Through our Scholarship Program, ATG proudly awards Artistic, Grounbreaker Leadership and #LiveLikeLyly scholarships to a select group of amazing Asian American high school seniors, college undergraduate and graduate school students who are shining examples of what it means to Go Against The Grain. Since 2011, we have awarded 20 scholarships. In 2014, we awarded a record ten to deserving students across the country – and look forward to doing the same in 2015!
Monika Hoang is a junior at Southern Methodist University, majoring in Creative Advertising and minoring in Psychology and Latin. She was recently awarded Best Art Director for her portfolio class and was chosen to participate in the One Show Student Exhibition in New York City.
She considers herself to be a relaxed, cheerful and sarcastic both as a person and an artist. Artists must always be pushing themselves creatively, and sometimes this can be achieved when you become one with who you are on a personal and artist level; you never know when the next amazing idea will hit you.
What does getting this scholarship mean to you?
Receiving this scholarship shows me that support for the arts is out there in the community. In a way it gives hope to those who are hesitant to pursue the arts. This scholarship is like a gentle nudge and whisper telling me to keep doing what I love.
What does it mean to you to “Go Against The Grain?”
Defy stereotypes, try new things, don’t hold yourself back, break down mental barriers, scare some people in a good way, color outside the lines, wear mismatched socks, be free.
What made you decide to pursue a career in the arts?
I actually went back and forth in choosing potential career paths during my senior year of high school. All it took was reminding myself that wherever I would work in the future, I would be for at least 40 hours a week; the thought of doing something I didn’t love solidified my choice in pursuing the arts. Life has more meaning when you’re doing something you care about and makes you happy.
What have been some of the challenges you faced/lessons you learned as an Asian American student going into this field?
Initially, overcoming community expectations to pursue fields such as the sciences was a small hurdle to overcome, but once I began to immerse myself in my craft, those demands became insignificant. I did things for me, because I loved to, not because someone else wanted me to.
What do you feel is your biggest accomplishment, and why?
My biggest accomplishment would probably be getting the opportunity to showcase my work in the student exhibition at the annual “One Show” in New York. Being able to attend this conference and meet and network with notable people from within the industry was a truly valuable experience.

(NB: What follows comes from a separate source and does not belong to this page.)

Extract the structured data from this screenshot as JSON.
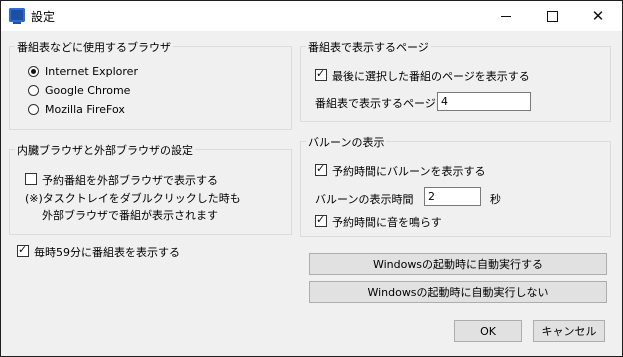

What can we expect to see from you in the future?
More work! I plan on entering more advertising competitions next school year while honing my craft, so stay tuned!